— ABOUT THIS EXERCISE —
The response must consist of every record, restated word for word.

○ ○ ○

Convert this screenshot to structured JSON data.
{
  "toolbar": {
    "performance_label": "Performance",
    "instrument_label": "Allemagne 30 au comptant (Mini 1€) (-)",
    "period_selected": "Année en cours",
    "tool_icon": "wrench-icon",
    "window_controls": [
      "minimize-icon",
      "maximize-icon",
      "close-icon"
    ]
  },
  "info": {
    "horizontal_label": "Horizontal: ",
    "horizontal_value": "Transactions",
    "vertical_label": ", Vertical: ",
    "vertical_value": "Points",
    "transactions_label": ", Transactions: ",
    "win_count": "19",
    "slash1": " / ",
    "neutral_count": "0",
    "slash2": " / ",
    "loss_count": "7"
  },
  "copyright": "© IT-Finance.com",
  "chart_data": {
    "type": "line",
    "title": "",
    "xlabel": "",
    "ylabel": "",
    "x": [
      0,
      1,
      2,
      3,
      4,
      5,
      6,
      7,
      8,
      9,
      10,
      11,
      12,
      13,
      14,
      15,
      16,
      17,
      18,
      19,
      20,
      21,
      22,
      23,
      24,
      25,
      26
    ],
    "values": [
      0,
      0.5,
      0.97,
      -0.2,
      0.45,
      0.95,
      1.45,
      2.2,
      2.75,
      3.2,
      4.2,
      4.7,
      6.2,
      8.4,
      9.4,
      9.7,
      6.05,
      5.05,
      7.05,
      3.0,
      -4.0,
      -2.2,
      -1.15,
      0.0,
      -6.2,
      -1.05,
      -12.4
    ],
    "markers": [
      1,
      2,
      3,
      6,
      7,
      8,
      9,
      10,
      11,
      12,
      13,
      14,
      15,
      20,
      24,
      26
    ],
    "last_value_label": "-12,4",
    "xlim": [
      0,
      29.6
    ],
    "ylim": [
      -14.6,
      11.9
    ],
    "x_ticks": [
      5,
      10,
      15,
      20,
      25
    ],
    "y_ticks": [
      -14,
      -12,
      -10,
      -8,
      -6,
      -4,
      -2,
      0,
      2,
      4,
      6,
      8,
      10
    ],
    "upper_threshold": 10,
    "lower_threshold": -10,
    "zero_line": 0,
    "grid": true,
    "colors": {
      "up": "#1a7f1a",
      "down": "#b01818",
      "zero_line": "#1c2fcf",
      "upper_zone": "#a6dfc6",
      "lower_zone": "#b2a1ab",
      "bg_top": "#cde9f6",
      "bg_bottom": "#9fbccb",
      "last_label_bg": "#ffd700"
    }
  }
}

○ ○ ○

— EXERCISE RESULT —
Convert this screenshot to structured JSON data.
{
  "toolbar": {
    "performance_label": "Performance",
    "instrument_label": "Allemagne 30 au comptant (Mini 1€) (-)",
    "period_selected": "Année en cours",
    "tool_icon": "wrench-icon",
    "window_controls": [
      "minimize-icon",
      "maximize-icon",
      "close-icon"
    ]
  },
  "info": {
    "horizontal_label": "Horizontal: ",
    "horizontal_value": "Transactions",
    "vertical_label": ", Vertical: ",
    "vertical_value": "Points",
    "transactions_label": ", Transactions: ",
    "win_count": "19",
    "slash1": " / ",
    "neutral_count": "0",
    "slash2": " / ",
    "loss_count": "7"
  },
  "copyright": "© IT-Finance.com",
  "chart_data": {
    "type": "line",
    "title": "",
    "xlabel": "",
    "ylabel": "",
    "x": [
      0,
      1,
      2,
      3,
      4,
      5,
      6,
      7,
      8,
      9,
      10,
      11,
      12,
      13,
      14,
      15,
      16,
      17,
      18,
      19,
      20,
      21,
      22,
      23,
      24,
      25,
      26
    ],
    "values": [
      0,
      0.5,
      0.97,
      -0.2,
      0.45,
      0.95,
      1.45,
      2.2,
      2.75,
      3.2,
      4.2,
      4.7,
      6.2,
      8.4,
      9.4,
      9.7,
      6.05,
      5.05,
      7.05,
      3.0,
      -4.0,
      -2.2,
      -1.15,
      0.0,
      -6.2,
      -1.05,
      -12.4
    ],
    "markers": [
      1,
      2,
      3,
      6,
      7,
      8,
      9,
      10,
      11,
      12,
      13,
      14,
      15,
      20,
      24,
      26
    ],
    "last_value_label": "-12,4",
    "xlim": [
      0,
      29.6
    ],
    "ylim": [
      -14.6,
      11.9
    ],
    "x_ticks": [
      5,
      10,
      15,
      20,
      25
    ],
    "y_ticks": [
      -14,
      -12,
      -10,
      -8,
      -6,
      -4,
      -2,
      0,
      2,
      4,
      6,
      8,
      10
    ],
    "upper_threshold": 10,
    "lower_threshold": -10,
    "zero_line": 0,
    "grid": true,
    "colors": {
      "up": "#1a7f1a",
      "down": "#b01818",
      "zero_line": "#1c2fcf",
      "upper_zone": "#a6dfc6",
      "lower_zone": "#b2a1ab",
      "bg_top": "#cde9f6",
      "bg_bottom": "#9fbccb",
      "last_label_bg": "#ffd700"
    }
  }
}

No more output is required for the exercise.